September 29, 1868.
Emerson Bentley was a teacher and newspaper editor. He was the English editor of the St. Landry Progress, a Republican paper. This paper supported universal suffrage and equal rights for the recently freed black population. The white population of St. Landry Parish was overwhelmingly Democratic; as a result Bentley, his writing and even his teaching was a source of tension in the area.
Number of people who regularly came to the clubhouse attached to the St. Landry Progress office for Republican Party weekly meetings.
Estimated membership in to the Knights of the White Camelia group, a secret society similar to the Ku Klux Klan, as estimated by the Opelousas Courier, the parish’s Democratic newspaper. The stated goals of the Knights of the White Camelia were to preserve the “white man’s government” and to protect the region against “the uprising of the blacks” if necessary.
Major fears of the Democratic party in the summer before the event in Opelousas.
- White Radical Republicans through “incendiary speech” and late night meetings, would provoke freedmen into riotous behavior.
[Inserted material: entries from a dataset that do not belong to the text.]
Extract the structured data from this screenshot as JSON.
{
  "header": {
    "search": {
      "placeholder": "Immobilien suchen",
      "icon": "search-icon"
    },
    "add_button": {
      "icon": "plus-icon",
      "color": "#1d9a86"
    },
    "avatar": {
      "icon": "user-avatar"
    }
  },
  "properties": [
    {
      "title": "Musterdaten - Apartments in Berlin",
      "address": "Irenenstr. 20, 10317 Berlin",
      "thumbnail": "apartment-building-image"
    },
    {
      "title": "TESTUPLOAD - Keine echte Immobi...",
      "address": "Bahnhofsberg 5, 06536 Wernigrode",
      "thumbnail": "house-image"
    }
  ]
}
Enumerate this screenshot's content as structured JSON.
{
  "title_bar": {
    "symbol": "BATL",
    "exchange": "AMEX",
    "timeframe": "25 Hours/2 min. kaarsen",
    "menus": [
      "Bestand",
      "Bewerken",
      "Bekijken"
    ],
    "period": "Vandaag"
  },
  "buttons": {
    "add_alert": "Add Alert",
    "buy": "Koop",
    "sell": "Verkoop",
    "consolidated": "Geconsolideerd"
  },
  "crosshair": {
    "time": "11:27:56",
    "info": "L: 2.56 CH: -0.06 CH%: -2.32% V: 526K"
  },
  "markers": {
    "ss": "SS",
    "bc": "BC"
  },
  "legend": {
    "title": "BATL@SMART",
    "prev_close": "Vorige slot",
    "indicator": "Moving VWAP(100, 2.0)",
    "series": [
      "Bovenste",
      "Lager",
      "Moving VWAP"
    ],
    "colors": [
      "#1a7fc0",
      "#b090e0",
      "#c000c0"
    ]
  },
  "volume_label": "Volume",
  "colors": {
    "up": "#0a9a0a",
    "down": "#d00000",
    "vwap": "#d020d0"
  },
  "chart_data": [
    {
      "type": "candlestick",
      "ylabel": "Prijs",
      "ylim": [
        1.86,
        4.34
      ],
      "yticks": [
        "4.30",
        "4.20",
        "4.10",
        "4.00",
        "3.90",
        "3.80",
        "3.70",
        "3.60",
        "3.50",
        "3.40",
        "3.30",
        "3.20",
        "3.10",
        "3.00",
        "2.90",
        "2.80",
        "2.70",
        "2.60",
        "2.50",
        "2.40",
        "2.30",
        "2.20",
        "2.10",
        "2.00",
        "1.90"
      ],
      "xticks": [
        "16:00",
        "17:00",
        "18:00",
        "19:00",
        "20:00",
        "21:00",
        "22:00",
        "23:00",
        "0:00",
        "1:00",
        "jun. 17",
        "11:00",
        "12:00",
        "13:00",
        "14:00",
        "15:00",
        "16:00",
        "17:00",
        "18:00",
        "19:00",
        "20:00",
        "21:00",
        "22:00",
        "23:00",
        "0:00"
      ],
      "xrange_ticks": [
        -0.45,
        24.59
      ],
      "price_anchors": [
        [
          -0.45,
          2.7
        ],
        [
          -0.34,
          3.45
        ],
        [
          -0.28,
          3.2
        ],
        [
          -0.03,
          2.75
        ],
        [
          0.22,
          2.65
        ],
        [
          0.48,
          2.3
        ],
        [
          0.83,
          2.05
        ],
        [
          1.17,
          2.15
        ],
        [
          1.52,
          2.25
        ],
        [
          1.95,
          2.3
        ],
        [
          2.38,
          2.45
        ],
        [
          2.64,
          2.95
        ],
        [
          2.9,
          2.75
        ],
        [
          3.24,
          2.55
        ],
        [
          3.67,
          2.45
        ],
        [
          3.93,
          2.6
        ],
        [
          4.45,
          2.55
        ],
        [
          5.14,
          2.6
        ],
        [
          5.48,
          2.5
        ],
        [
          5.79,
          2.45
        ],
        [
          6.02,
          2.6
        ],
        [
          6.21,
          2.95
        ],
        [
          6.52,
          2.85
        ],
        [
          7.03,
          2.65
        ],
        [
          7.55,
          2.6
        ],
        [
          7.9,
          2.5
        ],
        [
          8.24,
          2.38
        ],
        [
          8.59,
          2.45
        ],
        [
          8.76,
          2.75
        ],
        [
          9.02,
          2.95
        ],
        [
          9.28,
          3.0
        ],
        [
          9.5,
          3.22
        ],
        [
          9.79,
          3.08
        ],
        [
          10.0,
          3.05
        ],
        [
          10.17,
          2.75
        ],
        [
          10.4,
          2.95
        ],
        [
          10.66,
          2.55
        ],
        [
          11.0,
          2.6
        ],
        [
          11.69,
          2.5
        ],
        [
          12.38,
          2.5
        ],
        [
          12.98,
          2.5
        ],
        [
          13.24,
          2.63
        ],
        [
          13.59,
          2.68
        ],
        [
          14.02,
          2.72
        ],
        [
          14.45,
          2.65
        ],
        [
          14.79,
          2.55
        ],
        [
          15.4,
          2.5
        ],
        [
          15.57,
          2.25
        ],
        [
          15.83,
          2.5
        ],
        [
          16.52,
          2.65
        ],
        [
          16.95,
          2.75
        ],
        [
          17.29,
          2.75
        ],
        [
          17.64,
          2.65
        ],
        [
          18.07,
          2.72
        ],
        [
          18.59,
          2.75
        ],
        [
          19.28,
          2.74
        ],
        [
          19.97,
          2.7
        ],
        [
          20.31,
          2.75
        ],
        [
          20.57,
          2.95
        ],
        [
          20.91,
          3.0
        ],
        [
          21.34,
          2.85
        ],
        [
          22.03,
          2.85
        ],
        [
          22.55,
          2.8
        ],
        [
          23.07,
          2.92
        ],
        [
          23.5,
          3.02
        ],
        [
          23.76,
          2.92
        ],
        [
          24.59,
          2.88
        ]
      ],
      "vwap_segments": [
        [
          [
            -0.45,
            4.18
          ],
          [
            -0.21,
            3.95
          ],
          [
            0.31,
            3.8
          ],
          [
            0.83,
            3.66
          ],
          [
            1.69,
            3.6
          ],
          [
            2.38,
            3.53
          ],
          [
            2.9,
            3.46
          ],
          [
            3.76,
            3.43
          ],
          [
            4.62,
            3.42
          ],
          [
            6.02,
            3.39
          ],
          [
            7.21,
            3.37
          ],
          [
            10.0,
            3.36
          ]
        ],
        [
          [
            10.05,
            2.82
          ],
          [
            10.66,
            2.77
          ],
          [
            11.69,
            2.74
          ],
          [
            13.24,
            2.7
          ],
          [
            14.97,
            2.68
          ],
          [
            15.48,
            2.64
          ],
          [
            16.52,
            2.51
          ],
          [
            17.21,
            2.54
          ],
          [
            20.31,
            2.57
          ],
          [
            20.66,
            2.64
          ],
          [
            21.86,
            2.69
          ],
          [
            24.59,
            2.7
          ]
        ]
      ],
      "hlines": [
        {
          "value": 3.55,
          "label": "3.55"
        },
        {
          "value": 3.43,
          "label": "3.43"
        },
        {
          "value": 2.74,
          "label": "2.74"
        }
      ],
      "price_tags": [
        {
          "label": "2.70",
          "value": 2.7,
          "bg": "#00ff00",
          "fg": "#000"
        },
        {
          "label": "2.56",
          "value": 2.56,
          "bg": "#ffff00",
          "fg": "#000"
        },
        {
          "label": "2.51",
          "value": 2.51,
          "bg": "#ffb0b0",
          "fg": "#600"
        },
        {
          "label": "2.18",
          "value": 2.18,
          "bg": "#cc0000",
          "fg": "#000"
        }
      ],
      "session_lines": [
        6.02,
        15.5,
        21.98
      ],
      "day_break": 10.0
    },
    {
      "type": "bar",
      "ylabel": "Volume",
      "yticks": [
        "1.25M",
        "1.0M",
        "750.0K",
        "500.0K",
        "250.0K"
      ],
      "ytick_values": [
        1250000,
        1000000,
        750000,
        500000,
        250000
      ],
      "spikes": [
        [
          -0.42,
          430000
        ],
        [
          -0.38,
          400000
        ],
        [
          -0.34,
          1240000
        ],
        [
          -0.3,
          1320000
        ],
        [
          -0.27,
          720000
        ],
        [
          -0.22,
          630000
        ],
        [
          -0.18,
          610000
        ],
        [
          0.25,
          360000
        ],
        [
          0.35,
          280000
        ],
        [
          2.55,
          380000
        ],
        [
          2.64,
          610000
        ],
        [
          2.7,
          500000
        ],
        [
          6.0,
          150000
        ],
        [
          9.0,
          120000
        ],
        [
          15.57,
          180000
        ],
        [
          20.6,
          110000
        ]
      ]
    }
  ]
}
- The freedmen would burn down the town and kill the white residents within.
Police pistols or revolvers that were said to be contained in a shipment of arms reported to arrive in St. Landry via a boat from New Orleans. These arms were allegedly to prepare white residents for an impending black uprising.
Number of people who were rumored to attend a Republican meeting on September 13 in Washington, Louisiana (6 miles from Opelousas). In response, parish whites armed themselves believing that blacks intended to burn Washington to the ground and murder the inhabitants.
Armed whites reported to be hidden in the woods ready to take action if necessary.
In the next few days, local Democratic leaders expressed to Emerson Bentley that their armed presence at the Republican meeting was preventative in nature, and that was how it should be reported in the St.Landry Progress, or else Bentley “would be held personally responsible.”
Main terms in a peace treaty signed on September 19 between Democrats and Republicans following the meeting in Washington.
- Democrat and Republican meetings would allow all parish citizens to be included.
- No “incendiary” comments were allowed whether in newspapers or in speeches.
- Firearms were not allowed in any meetings or processions.
- Alcohol was not to be served at meetings or at locations near the meetings.
However, that day Bentley’s article about the events of September 13 appeared in the St. Landry Progress, and Democrats felt that it violated the terms of the peace treaty.
Men who went to see Emerson Bentley on September 28 at the school where he taught. They stated that Bentley broke the terms of the peace treaty with his article and demanded a retraction. Bentley signed the retraction, understanding that he was outnumbered, but the three men also beat him, hitting him approximately 30 times.
The children at the school fled the schoolhouse, and believed that Bentley was dead, a rumor that spread throughout the community.
Weeks it took for Bentley to escape Opelousas. This escape involved hiding behind the St. Landry Progress office, hiding in weeds, enduring a period of more that 33 hours without food or drink. He was chased by a body of armed men and hid in a series of safehouses. Finally, he made his way to Plaquemines Parish and from there was able to board a steamer to New Orleans.
With no evidence of Bentley’s body around, rumors of his murder continued to spread. Local Democratic leaders armed themselves with the goal of preventing any Republicans from organizing. In fear of a black insurrection, groups of armed men went from house to house searching for black people whom they arrested or worse.
Number of armed black men that one group of armed Democrats found. The Democrats ordered the black men to surrender their arms and to come with them. The black leader refused and gave the order to open fire. In this skirmish, one black man died, one horse died, and several parties on both sides were injured. 8 blacks were captured and taken to the local courthouse and later jailed.
Organized armed blacks found after this skirmish.
Number of whites who had gathered in Opelousas prepared for armed conflict.
By September 29, most black homes were abandoned. Their residents had either been taken away or had fled the area.
Number of blacks who had been rounded up and sent to prison in this time.
Of the aforementioned prisoners who were ultimately separated from this group of 29 and survived. The remaining prisoners were removed from their cells at night and shot in small groups in the woods where their bodies were left for several days, then shoddily buried, buzzards feeding on the body parts that were never fully covered.
After September 28, no black person could travel into Opelousas without a red ribbon tied around their arm, a symbol that they had converted to the Democratic party. Blacks also filed protection papers which declared them to be members of a Democratic club which entitled them to the “friendship, confidence, and protection of all good Democrats.”